The case is about alleged crimes that occurred during an ethnic conflict in the Ituri province of eastern Democratic Republic of Congo (DRC) in 2002 and 2003. The prosecution has alleged that during the conflict there were “widespread and systematic” attacks by the UPC/FPLC fighters against civilians perceived to be of non-Hema ethnicity, such as the Lendu, Bira, and Nande, aimed at driving them out of the mineral-rich Ituri province pursuant to the militia group’s organizational policy. As a result, the prosecution has charged Ntaganda with 13 counts of war crimes and five counts of crimes against humanity.

During the presentation of its evidence, the prosecution called 71 witnesses. Three victims participating in the trial also provided testimony, and five victims presented their views and concerns to the court.

The defense has argued that Ntaganda is a peacemaker whose FPLC forces provided security to villages caught amidst a much larger and violent ethnic conflict. The defense has indicated that it plans to call 111 witnesses to testify, including Ntaganda.

Why is Ntaganda testifying in his own defense?

According to lead defense lawyer, Stéphane Bourgon, Ntaganda wants to testify in order to clear his name. According to Bourgon, “Mr. Ntaganda wants to establish, himself, that he’s not the person portrayed in the media and elsewhere. He wants to establish who he is, what he did, and why he did what he did.” In its submission to the court, the defense also noted that it would both be in the interest of justice and may result in a shorter presentation of the defense case. Ntaganda’s testimony is expected to take a minimum of six weeks.

Ntaganda has already made an unsworn statement during the trial opening in September 2015. During his speech, he told judges he was not a criminal and that he was fighting for “the peaceful return of the Congolese refugees who has been chased out of their country.” 

How will his testimony impact the case?

The prosecution has raised concerns about Ntaganda’s impending testimony, some of which stem from witness tampering allegations against him.
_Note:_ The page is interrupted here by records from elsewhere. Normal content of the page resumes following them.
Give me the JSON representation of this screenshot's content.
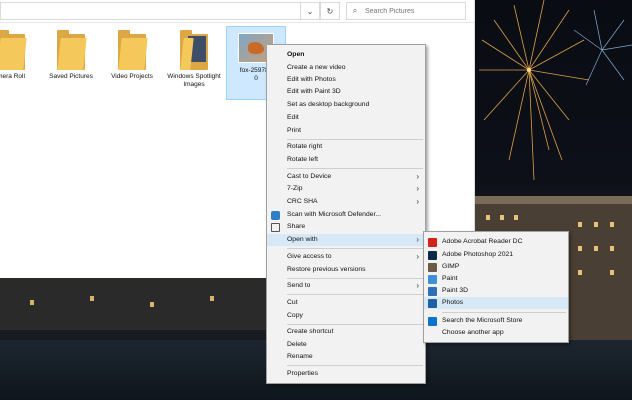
{
  "search": {
    "placeholder": "Search Pictures"
  },
  "address": {
    "refresh_icon": "refresh-icon",
    "dropdown_icon": "chevron-down-icon"
  },
  "items": [
    {
      "label": "mera Roll"
    },
    {
      "label": "Saved Pictures"
    },
    {
      "label": "Video Projects"
    },
    {
      "label": "Windows Spotlight Images"
    },
    {
      "label": "fox-2597803_0",
      "lines": [
        "fox-259780",
        "0"
      ]
    }
  ],
  "context_menu": [
    {
      "label": "Open",
      "bold": true
    },
    {
      "label": "Create a new video"
    },
    {
      "label": "Edit with Photos"
    },
    {
      "label": "Edit with Paint 3D"
    },
    {
      "label": "Set as desktop background"
    },
    {
      "label": "Edit"
    },
    {
      "label": "Print"
    },
    {
      "label": "Rotate right"
    },
    {
      "label": "Rotate left"
    },
    {
      "label": "Cast to Device"
    },
    {
      "label": "7-Zip"
    },
    {
      "label": "CRC SHA"
    },
    {
      "label": "Scan with Microsoft Defender..."
    },
    {
      "label": "Share"
    },
    {
      "label": "Open with"
    },
    {
      "label": "Give access to"
    },
    {
      "label": "Restore previous versions"
    },
    {
      "label": "Send to"
    },
    {
      "label": "Cut"
    },
    {
      "label": "Copy"
    },
    {
      "label": "Create shortcut"
    },
    {
      "label": "Delete"
    },
    {
      "label": "Rename"
    },
    {
      "label": "Properties"
    }
  ],
  "open_with_menu": [
    {
      "label": "Adobe Acrobat Reader DC",
      "color": "#d4231b"
    },
    {
      "label": "Adobe Photoshop 2021",
      "color": "#0b2a4a"
    },
    {
      "label": "GIMP",
      "color": "#6b5a48"
    },
    {
      "label": "Paint",
      "color": "#3f8fd6"
    },
    {
      "label": "Paint 3D",
      "color": "#2d6fb8"
    },
    {
      "label": "Photos",
      "color": "#1f5fa8"
    },
    {
      "label": "Search the Microsoft Store",
      "color": "#0a74cf"
    },
    {
      "label": "Choose another app",
      "color": ""
    }
  ]
}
In a filing made on May 26, the prosecution requested several safeguards to be put in place before and during the testimony, including restricting contact between Ntaganda and his defense lawyers for the duration of his testimony. The prosecution argued this will ensure that the accused testifies “spontaneously and without counsel on strategy and poise.” The prosecution also requested the trial chamber order the defense to instruct defense witnesses who will testify after Ntaganda that they must not follow his testimony in any form. This will prevent Ntaganda’s testimony from influencing, directly or indirectly, the testimony of future witnesses, according to the prosecution. In addition, the prosecution said part of his testimony may need to be held in private session in order to ensure Ntaganda does not circumvent restrictions put in place as a result of the witness tampering allegations.

The defense responded that contact between the accused and his lawyer is a fundamental right that should not be restricted. Furthermore, the defense stated that the accused has a right to a public trial and argued that it would be impractical to inform all future defense witnesses to abstain from following the proceedings.

Trial Chamber VI rejected the prosecution requests, stating that Ntaganda and his lawyers are allowed to have contact during the accused’s testimony, as long as the lawyers’ communication does not instruct Ntaganda on how to respond to questions during testimony. Furthermore, the judges held it would not be “appropriate or feasible” for the defense to order future witnesses not to follow Ntaganda’s testimony. The judges also said any decision about the need to hear testimony in private session will be made on a case-by-case basis.

Have other ICC suspects testified in their own defense?

Yes. Germain Katanga and Mathieu Ngudjolo Chui both testified in their own defense at the ICC in October and November 2011 while they were on trial jointly for crimes committed in DRC. Lubanga did not testify in his own defense, however, he made an unsworn statement during his sentencing hearing in June 2012. Likewise, Ahmed Al Faqi Al Mahdi made an unsworn statement at the opening of his trial in which he pleaded guilty to a single war crime in June 2016.